== Records for processing ==
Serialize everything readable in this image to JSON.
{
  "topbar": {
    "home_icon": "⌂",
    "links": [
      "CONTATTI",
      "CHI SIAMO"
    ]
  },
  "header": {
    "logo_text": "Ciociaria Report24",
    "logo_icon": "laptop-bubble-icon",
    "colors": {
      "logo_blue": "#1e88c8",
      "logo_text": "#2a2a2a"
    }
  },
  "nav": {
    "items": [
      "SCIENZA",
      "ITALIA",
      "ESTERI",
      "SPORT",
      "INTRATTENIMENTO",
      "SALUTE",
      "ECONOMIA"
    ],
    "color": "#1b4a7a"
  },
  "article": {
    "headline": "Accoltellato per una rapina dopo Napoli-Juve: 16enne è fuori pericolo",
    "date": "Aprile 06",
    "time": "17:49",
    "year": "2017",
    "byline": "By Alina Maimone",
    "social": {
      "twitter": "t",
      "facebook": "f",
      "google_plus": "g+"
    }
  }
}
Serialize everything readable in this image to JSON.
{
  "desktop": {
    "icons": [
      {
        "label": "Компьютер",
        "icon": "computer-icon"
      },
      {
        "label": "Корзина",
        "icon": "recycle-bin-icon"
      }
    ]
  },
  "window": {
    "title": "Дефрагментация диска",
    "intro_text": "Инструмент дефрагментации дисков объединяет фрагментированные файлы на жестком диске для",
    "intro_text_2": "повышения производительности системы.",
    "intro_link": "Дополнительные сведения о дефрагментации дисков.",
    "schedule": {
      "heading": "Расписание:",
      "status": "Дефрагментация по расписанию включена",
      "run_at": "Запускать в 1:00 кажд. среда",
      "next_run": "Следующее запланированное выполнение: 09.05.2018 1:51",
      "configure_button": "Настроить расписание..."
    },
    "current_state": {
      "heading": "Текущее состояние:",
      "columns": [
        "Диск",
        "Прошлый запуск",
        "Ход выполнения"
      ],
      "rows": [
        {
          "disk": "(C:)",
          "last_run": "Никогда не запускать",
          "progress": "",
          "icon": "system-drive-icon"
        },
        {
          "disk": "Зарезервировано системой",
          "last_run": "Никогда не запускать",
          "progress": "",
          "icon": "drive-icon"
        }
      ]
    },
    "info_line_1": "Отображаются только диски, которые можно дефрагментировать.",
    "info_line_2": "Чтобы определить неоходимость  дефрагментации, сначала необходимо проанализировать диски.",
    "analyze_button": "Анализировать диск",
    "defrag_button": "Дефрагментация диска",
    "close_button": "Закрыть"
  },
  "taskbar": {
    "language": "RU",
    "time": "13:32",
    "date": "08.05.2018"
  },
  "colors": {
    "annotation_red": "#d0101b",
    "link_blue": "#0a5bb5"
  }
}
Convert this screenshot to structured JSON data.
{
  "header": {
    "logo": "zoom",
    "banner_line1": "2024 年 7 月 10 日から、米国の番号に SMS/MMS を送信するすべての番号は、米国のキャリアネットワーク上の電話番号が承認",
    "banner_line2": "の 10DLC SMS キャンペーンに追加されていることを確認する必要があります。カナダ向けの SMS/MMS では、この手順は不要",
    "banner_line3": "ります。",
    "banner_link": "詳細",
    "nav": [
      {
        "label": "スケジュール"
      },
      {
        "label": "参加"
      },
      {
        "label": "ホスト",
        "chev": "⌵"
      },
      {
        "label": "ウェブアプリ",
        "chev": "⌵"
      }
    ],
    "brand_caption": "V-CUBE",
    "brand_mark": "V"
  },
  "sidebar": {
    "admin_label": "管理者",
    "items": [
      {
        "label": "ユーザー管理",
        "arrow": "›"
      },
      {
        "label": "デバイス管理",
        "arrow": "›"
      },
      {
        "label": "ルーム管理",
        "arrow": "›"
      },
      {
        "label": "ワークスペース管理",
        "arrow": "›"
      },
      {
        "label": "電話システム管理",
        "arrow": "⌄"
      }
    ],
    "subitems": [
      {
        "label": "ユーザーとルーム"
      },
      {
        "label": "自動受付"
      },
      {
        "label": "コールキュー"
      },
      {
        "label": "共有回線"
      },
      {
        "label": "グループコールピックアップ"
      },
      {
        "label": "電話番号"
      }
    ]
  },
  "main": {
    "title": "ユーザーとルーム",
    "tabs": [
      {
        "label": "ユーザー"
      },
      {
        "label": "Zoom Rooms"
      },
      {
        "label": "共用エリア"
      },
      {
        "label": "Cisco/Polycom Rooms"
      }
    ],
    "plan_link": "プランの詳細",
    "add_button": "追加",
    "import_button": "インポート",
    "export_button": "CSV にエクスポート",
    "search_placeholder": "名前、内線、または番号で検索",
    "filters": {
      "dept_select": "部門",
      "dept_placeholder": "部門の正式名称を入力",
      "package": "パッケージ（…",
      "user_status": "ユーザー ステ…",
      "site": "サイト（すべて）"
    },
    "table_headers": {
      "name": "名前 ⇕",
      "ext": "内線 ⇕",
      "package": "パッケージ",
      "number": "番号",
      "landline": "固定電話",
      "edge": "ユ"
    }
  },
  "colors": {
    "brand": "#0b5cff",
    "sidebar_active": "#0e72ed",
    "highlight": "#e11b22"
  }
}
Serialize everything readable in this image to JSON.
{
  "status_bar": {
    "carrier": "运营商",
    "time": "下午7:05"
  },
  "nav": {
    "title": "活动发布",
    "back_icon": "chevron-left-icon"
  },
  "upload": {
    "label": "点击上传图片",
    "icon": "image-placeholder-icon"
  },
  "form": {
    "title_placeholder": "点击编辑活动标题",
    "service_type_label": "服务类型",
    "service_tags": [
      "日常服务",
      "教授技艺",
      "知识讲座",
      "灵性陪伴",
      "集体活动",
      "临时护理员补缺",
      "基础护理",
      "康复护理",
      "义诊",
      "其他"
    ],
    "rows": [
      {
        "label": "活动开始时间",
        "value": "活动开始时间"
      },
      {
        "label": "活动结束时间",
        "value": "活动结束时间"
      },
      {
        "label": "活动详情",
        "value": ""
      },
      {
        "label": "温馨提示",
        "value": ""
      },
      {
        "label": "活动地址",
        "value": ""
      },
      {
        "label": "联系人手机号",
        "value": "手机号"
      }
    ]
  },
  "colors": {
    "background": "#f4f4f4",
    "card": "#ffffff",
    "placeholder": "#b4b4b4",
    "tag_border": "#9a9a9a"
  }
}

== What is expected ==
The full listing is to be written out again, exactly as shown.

== Your solution ==
Serialize everything readable in this image to JSON.
{
  "topbar": {
    "home_icon": "⌂",
    "links": [
      "CONTATTI",
      "CHI SIAMO"
    ]
  },
  "header": {
    "logo_text": "Ciociaria Report24",
    "logo_icon": "laptop-bubble-icon",
    "colors": {
      "logo_blue": "#1e88c8",
      "logo_text": "#2a2a2a"
    }
  },
  "nav": {
    "items": [
      "SCIENZA",
      "ITALIA",
      "ESTERI",
      "SPORT",
      "INTRATTENIMENTO",
      "SALUTE",
      "ECONOMIA"
    ],
    "color": "#1b4a7a"
  },
  "article": {
    "headline": "Accoltellato per una rapina dopo Napoli-Juve: 16enne è fuori pericolo",
    "date": "Aprile 06",
    "time": "17:49",
    "year": "2017",
    "byline": "By Alina Maimone",
    "social": {
      "twitter": "t",
      "facebook": "f",
      "google_plus": "g+"
    }
  }
}
Serialize everything readable in this image to JSON.
{
  "desktop": {
    "icons": [
      {
        "label": "Компьютер",
        "icon": "computer-icon"
      },
      {
        "label": "Корзина",
        "icon": "recycle-bin-icon"
      }
    ]
  },
  "window": {
    "title": "Дефрагментация диска",
    "intro_text": "Инструмент дефрагментации дисков объединяет фрагментированные файлы на жестком диске для",
    "intro_text_2": "повышения производительности системы.",
    "intro_link": "Дополнительные сведения о дефрагментации дисков.",
    "schedule": {
      "heading": "Расписание:",
      "status": "Дефрагментация по расписанию включена",
      "run_at": "Запускать в 1:00 кажд. среда",
      "next_run": "Следующее запланированное выполнение: 09.05.2018 1:51",
      "configure_button": "Настроить расписание..."
    },
    "current_state": {
      "heading": "Текущее состояние:",
      "columns": [
        "Диск",
        "Прошлый запуск",
        "Ход выполнения"
      ],
      "rows": [
        {
          "disk": "(C:)",
          "last_run": "Никогда не запускать",
          "progress": "",
          "icon": "system-drive-icon"
        },
        {
          "disk": "Зарезервировано системой",
          "last_run": "Никогда не запускать",
          "progress": "",
          "icon": "drive-icon"
        }
      ]
    },
    "info_line_1": "Отображаются только диски, которые можно дефрагментировать.",
    "info_line_2": "Чтобы определить неоходимость  дефрагментации, сначала необходимо проанализировать диски.",
    "analyze_button": "Анализировать диск",
    "defrag_button": "Дефрагментация диска",
    "close_button": "Закрыть"
  },
  "taskbar": {
    "language": "RU",
    "time": "13:32",
    "date": "08.05.2018"
  },
  "colors": {
    "annotation_red": "#d0101b",
    "link_blue": "#0a5bb5"
  }
}
Convert this screenshot to structured JSON data.
{
  "header": {
    "logo": "zoom",
    "banner_line1": "2024 年 7 月 10 日から、米国の番号に SMS/MMS を送信するすべての番号は、米国のキャリアネットワーク上の電話番号が承認",
    "banner_line2": "の 10DLC SMS キャンペーンに追加されていることを確認する必要があります。カナダ向けの SMS/MMS では、この手順は不要",
    "banner_line3": "ります。",
    "banner_link": "詳細",
    "nav": [
      {
        "label": "スケジュール"
      },
      {
        "label": "参加"
      },
      {
        "label": "ホスト",
        "chev": "⌵"
      },
      {
        "label": "ウェブアプリ",
        "chev": "⌵"
      }
    ],
    "brand_caption": "V-CUBE",
    "brand_mark": "V"
  },
  "sidebar": {
    "admin_label": "管理者",
    "items": [
      {
        "label": "ユーザー管理",
        "arrow": "›"
      },
      {
        "label": "デバイス管理",
        "arrow": "›"
      },
      {
        "label": "ルーム管理",
        "arrow": "›"
      },
      {
        "label": "ワークスペース管理",
        "arrow": "›"
      },
      {
        "label": "電話システム管理",
        "arrow": "⌄"
      }
    ],
    "subitems": [
      {
        "label": "ユーザーとルーム"
      },
      {
        "label": "自動受付"
      },
      {
        "label": "コールキュー"
      },
      {
        "label": "共有回線"
      },
      {
        "label": "グループコールピックアップ"
      },
      {
        "label": "電話番号"
      }
    ]
  },
  "main": {
    "title": "ユーザーとルーム",
    "tabs": [
      {
        "label": "ユーザー"
      },
      {
        "label": "Zoom Rooms"
      },
      {
        "label": "共用エリア"
      },
      {
        "label": "Cisco/Polycom Rooms"
      }
    ],
    "plan_link": "プランの詳細",
    "add_button": "追加",
    "import_button": "インポート",
    "export_button": "CSV にエクスポート",
    "search_placeholder": "名前、内線、または番号で検索",
    "filters": {
      "dept_select": "部門",
      "dept_placeholder": "部門の正式名称を入力",
      "package": "パッケージ（…",
      "user_status": "ユーザー ステ…",
      "site": "サイト（すべて）"
    },
    "table_headers": {
      "name": "名前 ⇕",
      "ext": "内線 ⇕",
      "package": "パッケージ",
      "number": "番号",
      "landline": "固定電話",
      "edge": "ユ"
    }
  },
  "colors": {
    "brand": "#0b5cff",
    "sidebar_active": "#0e72ed",
    "highlight": "#e11b22"
  }
}
Serialize everything readable in this image to JSON.
{
  "status_bar": {
    "carrier": "运营商",
    "time": "下午7:05"
  },
  "nav": {
    "title": "活动发布",
    "back_icon": "chevron-left-icon"
  },
  "upload": {
    "label": "点击上传图片",
    "icon": "image-placeholder-icon"
  },
  "form": {
    "title_placeholder": "点击编辑活动标题",
    "service_type_label": "服务类型",
    "service_tags": [
      "日常服务",
      "教授技艺",
      "知识讲座",
      "灵性陪伴",
      "集体活动",
      "临时护理员补缺",
      "基础护理",
      "康复护理",
      "义诊",
      "其他"
    ],
    "rows": [
      {
        "label": "活动开始时间",
        "value": "活动开始时间"
      },
      {
        "label": "活动结束时间",
        "value": "活动结束时间"
      },
      {
        "label": "活动详情",
        "value": ""
      },
      {
        "label": "温馨提示",
        "value": ""
      },
      {
        "label": "活动地址",
        "value": ""
      },
      {
        "label": "联系人手机号",
        "value": "手机号"
      }
    ]
  },
  "colors": {
    "background": "#f4f4f4",
    "card": "#ffffff",
    "placeholder": "#b4b4b4",
    "tag_border": "#9a9a9a"
  }
}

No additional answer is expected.